**About this task**.
Please print the line that holds "Convert this screenshot" and each line after it to the end of the data, word for word, without any pictures.

### Data to process ###

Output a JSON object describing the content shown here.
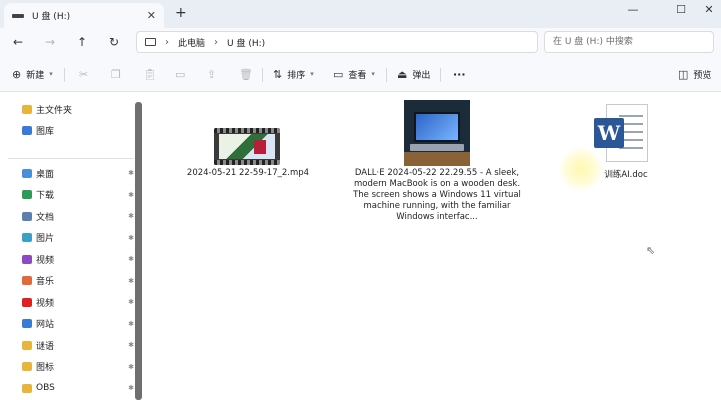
{
  "tab": {
    "title": "U 盘 (H:)",
    "close": "✕",
    "new_tab": "+"
  },
  "window_controls": {
    "minimize": "—",
    "maximize": "☐",
    "close": "✕"
  },
  "nav": {
    "back": "←",
    "forward": "→",
    "up": "↑",
    "refresh": "↻"
  },
  "address": {
    "crumbs": [
      "此电脑",
      "U 盘 (H:)"
    ],
    "chevron": "›"
  },
  "search": {
    "placeholder": "在 U 盘 (H:) 中搜索"
  },
  "commands": {
    "new_label": "新建",
    "sort_label": "排序",
    "view_label": "查看",
    "eject_label": "弹出",
    "more": "···",
    "preview_label": "预览"
  },
  "sidebar": {
    "quick": [
      {
        "label": "主文件夹",
        "icon": "home-icon",
        "color": "#e8b53b"
      },
      {
        "label": "图库",
        "icon": "gallery-icon",
        "color": "#3b7bd8"
      }
    ],
    "pinned": [
      {
        "label": "桌面",
        "icon": "desktop-icon",
        "color": "#4a8fd9"
      },
      {
        "label": "下载",
        "icon": "download-icon",
        "color": "#2d9a5a"
      },
      {
        "label": "文档",
        "icon": "documents-icon",
        "color": "#5b7fae"
      },
      {
        "label": "图片",
        "icon": "pictures-icon",
        "color": "#3aa0c8"
      },
      {
        "label": "视频",
        "icon": "videos-icon",
        "color": "#8a4bc4"
      },
      {
        "label": "音乐",
        "icon": "music-icon",
        "color": "#e06a3a"
      },
      {
        "label": "视频",
        "icon": "youtube-icon",
        "color": "#e02020"
      },
      {
        "label": "网站",
        "icon": "website-icon",
        "color": "#3b7bd8"
      },
      {
        "label": "谜语",
        "icon": "folder-icon",
        "color": "#e8b53b"
      },
      {
        "label": "图标",
        "icon": "icons-folder-icon",
        "color": "#e8b53b"
      },
      {
        "label": "OBS",
        "icon": "folder-icon",
        "color": "#e8b53b"
      }
    ],
    "pin_glyph": "📌"
  },
  "files": [
    {
      "name": "2024-05-21 22-59-17_2.mp4",
      "type": "video"
    },
    {
      "name": "DALL·E 2024-05-22 22.29.55 - A sleek, modern MacBook is on a wooden desk. The screen shows a Windows 11 virtual machine running, with the familiar Windows interfac...",
      "type": "image"
    },
    {
      "name": "训练AI.doc",
      "type": "word-document"
    }
  ],
  "colors": {
    "accent": "#0067c0",
    "word_blue": "#2b5797"
  }
}
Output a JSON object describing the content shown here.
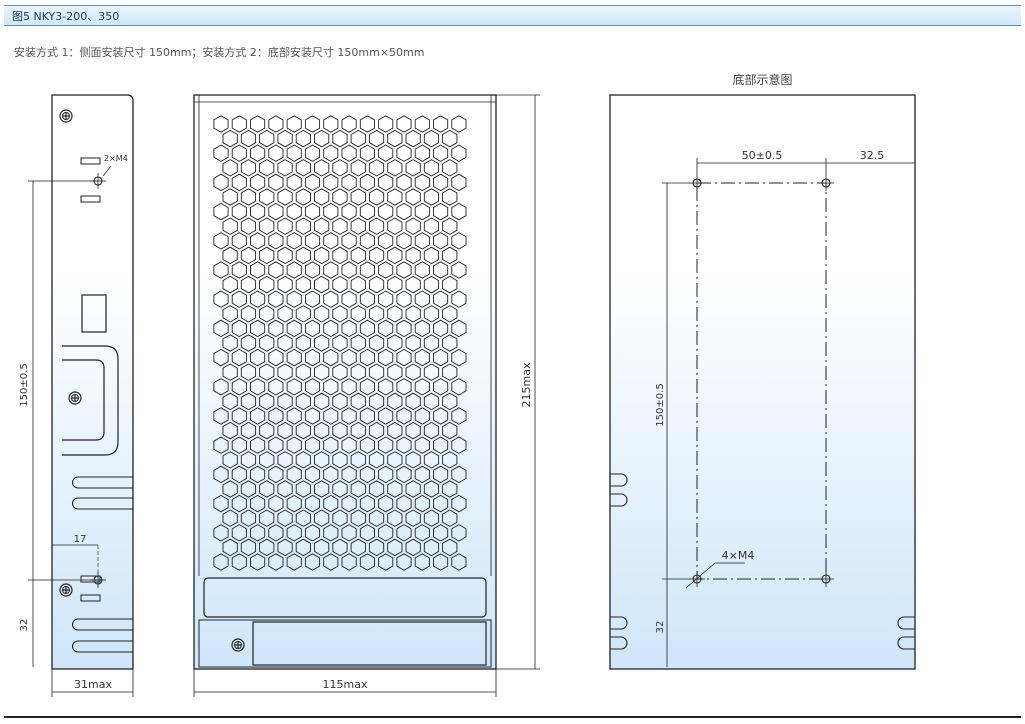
{
  "header": {
    "title": "图5 NKY3-200、350"
  },
  "subtitle": "安装方式 1：侧面安装尺寸 150mm；安装方式 2：底部安装尺寸 150mm×50mm",
  "bottom_view_caption": "底部示意图",
  "side_view": {
    "hole_label": "2×M4",
    "dim_vertical": "150±0.5",
    "dim_offset": "17",
    "dim_bottom": "32",
    "dim_width": "31max"
  },
  "front_view": {
    "dim_height": "215max",
    "dim_width": "115max"
  },
  "bottom_view": {
    "dim_hole_spacing": "50±0.5",
    "dim_edge": "32.5",
    "dim_vertical": "150±0.5",
    "hole_label": "4×M4",
    "dim_bottom": "32"
  },
  "colors": {
    "accent": "#5a8fbf",
    "fill": "#cfe6f9"
  }
}
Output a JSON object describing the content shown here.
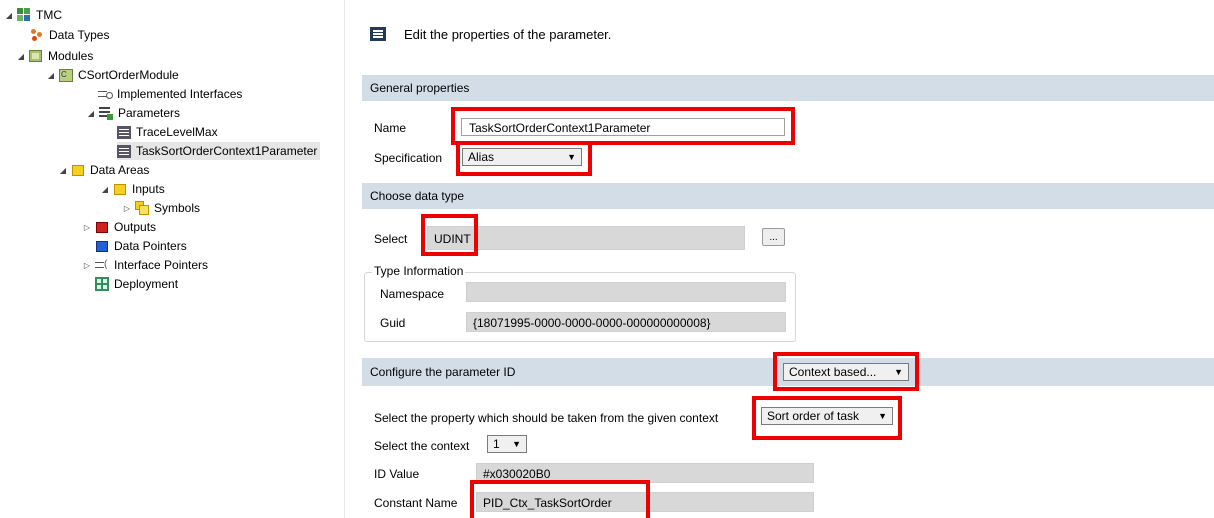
{
  "tree": {
    "items": [
      {
        "label": "TMC",
        "icon": "tmc-icon",
        "twisty": "◢"
      },
      {
        "label": "Data Types",
        "icon": "data-types-icon",
        "twisty": ""
      },
      {
        "label": "Modules",
        "icon": "modules-icon",
        "twisty": "◢"
      },
      {
        "label": "CSortOrderModule",
        "icon": "module-icon",
        "twisty": "◢"
      },
      {
        "label": "Implemented Interfaces",
        "icon": "interface-icon",
        "twisty": ""
      },
      {
        "label": "Parameters",
        "icon": "parameters-icon",
        "twisty": "◢"
      },
      {
        "label": "TraceLevelMax",
        "icon": "parameter-icon",
        "twisty": ""
      },
      {
        "label": "TaskSortOrderContext1Parameter",
        "icon": "parameter-icon",
        "twisty": ""
      },
      {
        "label": "Data Areas",
        "icon": "data-areas-icon",
        "twisty": "◢"
      },
      {
        "label": "Inputs",
        "icon": "inputs-icon",
        "twisty": "◢"
      },
      {
        "label": "Symbols",
        "icon": "symbols-icon",
        "twisty": "▷"
      },
      {
        "label": "Outputs",
        "icon": "outputs-icon",
        "twisty": "▷"
      },
      {
        "label": "Data Pointers",
        "icon": "data-pointers-icon",
        "twisty": ""
      },
      {
        "label": "Interface Pointers",
        "icon": "interface-pointers-icon",
        "twisty": "▷"
      },
      {
        "label": "Deployment",
        "icon": "deployment-icon",
        "twisty": ""
      }
    ]
  },
  "header": {
    "title": "Edit the properties of the parameter.",
    "icon": "menu-icon"
  },
  "general": {
    "section_title": "General properties",
    "name_label": "Name",
    "name_value": "TaskSortOrderContext1Parameter",
    "spec_label": "Specification",
    "spec_value": "Alias"
  },
  "datatype": {
    "section_title": "Choose data type",
    "select_label": "Select",
    "select_value": "UDINT",
    "browse_label": "...",
    "type_info_title": "Type Information",
    "namespace_label": "Namespace",
    "namespace_value": "",
    "guid_label": "Guid",
    "guid_value": "{18071995-0000-0000-0000-000000000008}"
  },
  "paramid": {
    "section_title": "Configure the parameter ID",
    "mode_value": "Context based...",
    "property_label": "Select the property which should be taken from the given context",
    "property_value": "Sort order of task",
    "context_label": "Select the context",
    "context_value": "1",
    "id_label": "ID Value",
    "id_value": "#x030020B0",
    "const_label": "Constant Name",
    "const_value": "PID_Ctx_TaskSortOrder"
  },
  "colors": {
    "section_bg": "#d3dde8",
    "highlight": "#ee0000",
    "selected_bg": "#e6e6e6"
  }
}
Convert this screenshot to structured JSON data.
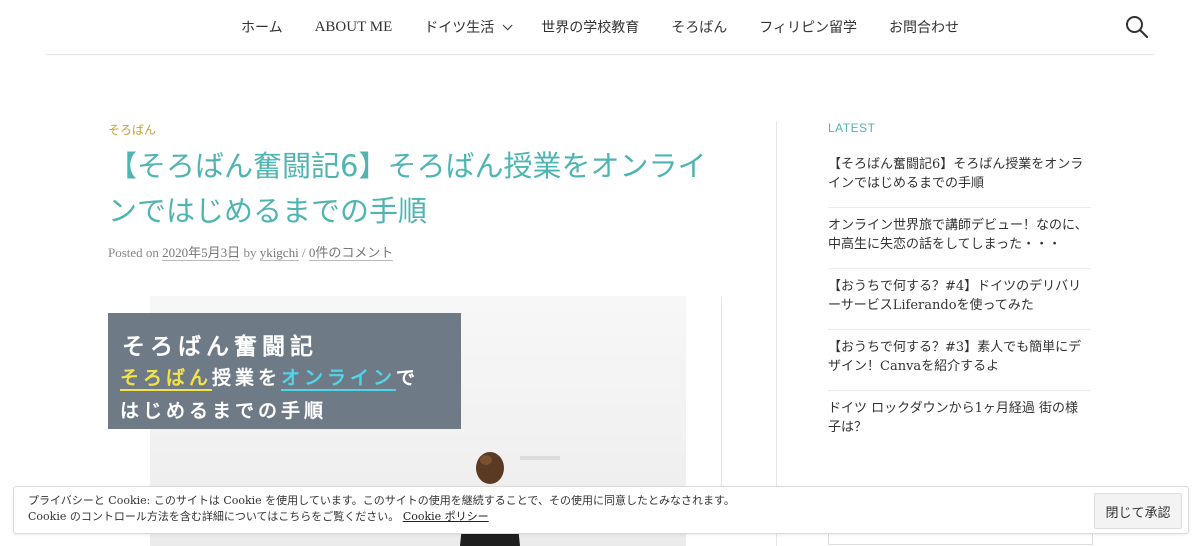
{
  "nav": {
    "items": [
      {
        "label": "ホーム"
      },
      {
        "label": "ABOUT ME"
      },
      {
        "label": "ドイツ生活"
      },
      {
        "label": "世界の学校教育"
      },
      {
        "label": "そろばん"
      },
      {
        "label": "フィリピン留学"
      },
      {
        "label": "お問合わせ"
      }
    ]
  },
  "article": {
    "category": "そろばん",
    "title": "【そろばん奮闘記6】そろばん授業をオンラインではじめるまでの手順",
    "meta": {
      "posted_on": "Posted on",
      "date": "2020年5月3日",
      "by": "by",
      "author": "ykigchi",
      "sep": "/",
      "comments": "0件のコメント"
    },
    "image": {
      "line1": "そろばん奮闘記",
      "line2_a": "そろばん",
      "line2_b": "授業を",
      "line2_c": "オンライン",
      "line2_d": "で",
      "line3": "はじめるまでの手順"
    }
  },
  "sidebar": {
    "heading": "LATEST",
    "items": [
      {
        "label": "【そろばん奮闘記6】そろばん授業をオンラインではじめるまでの手順"
      },
      {
        "label": "オンライン世界旅で講師デビュー！なのに、中高生に失恋の話をしてしまった・・・"
      },
      {
        "label": "【おうちで何する？#4】ドイツのデリバリーサービスLiferandoを使ってみた"
      },
      {
        "label": "【おうちで何する？#3】素人でも簡単にデザイン！Canvaを紹介するよ"
      },
      {
        "label": "ドイツ ロックダウンから1ヶ月経過 街の様子は？"
      }
    ]
  },
  "cookie": {
    "line1": "プライバシーと Cookie: このサイトは Cookie を使用しています。このサイトの使用を継続することで、その使用に同意したとみなされます。",
    "line2": "Cookie のコントロール方法を含む詳細についてはこちらをご覧ください。",
    "link": "Cookie ポリシー",
    "button": "閉じて承認"
  },
  "colors": {
    "accent": "#4fb5b2",
    "category": "#c8a135",
    "banner": "#6f7a87"
  }
}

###

**Response below**.
Convert this screenshot to structured JSON data.
{
  "nav": {
    "items": [
      {
        "label": "ホーム"
      },
      {
        "label": "ABOUT ME"
      },
      {
        "label": "ドイツ生活"
      },
      {
        "label": "世界の学校教育"
      },
      {
        "label": "そろばん"
      },
      {
        "label": "フィリピン留学"
      },
      {
        "label": "お問合わせ"
      }
    ]
  },
  "article": {
    "category": "そろばん",
    "title": "【そろばん奮闘記6】そろばん授業をオンラインではじめるまでの手順",
    "meta": {
      "posted_on": "Posted on",
      "date": "2020年5月3日",
      "by": "by",
      "author": "ykigchi",
      "sep": "/",
      "comments": "0件のコメント"
    },
    "image": {
      "line1": "そろばん奮闘記",
      "line2_a": "そろばん",
      "line2_b": "授業を",
      "line2_c": "オンライン",
      "line2_d": "で",
      "line3": "はじめるまでの手順"
    }
  },
  "sidebar": {
    "heading": "LATEST",
    "items": [
      {
        "label": "【そろばん奮闘記6】そろばん授業をオンラインではじめるまでの手順"
      },
      {
        "label": "オンライン世界旅で講師デビュー！なのに、中高生に失恋の話をしてしまった・・・"
      },
      {
        "label": "【おうちで何する？#4】ドイツのデリバリーサービスLiferandoを使ってみた"
      },
      {
        "label": "【おうちで何する？#3】素人でも簡単にデザイン！Canvaを紹介するよ"
      },
      {
        "label": "ドイツ ロックダウンから1ヶ月経過 街の様子は？"
      }
    ]
  },
  "cookie": {
    "line1": "プライバシーと Cookie: このサイトは Cookie を使用しています。このサイトの使用を継続することで、その使用に同意したとみなされます。",
    "line2": "Cookie のコントロール方法を含む詳細についてはこちらをご覧ください。",
    "link": "Cookie ポリシー",
    "button": "閉じて承認"
  },
  "colors": {
    "accent": "#4fb5b2",
    "category": "#c8a135",
    "banner": "#6f7a87"
  }
}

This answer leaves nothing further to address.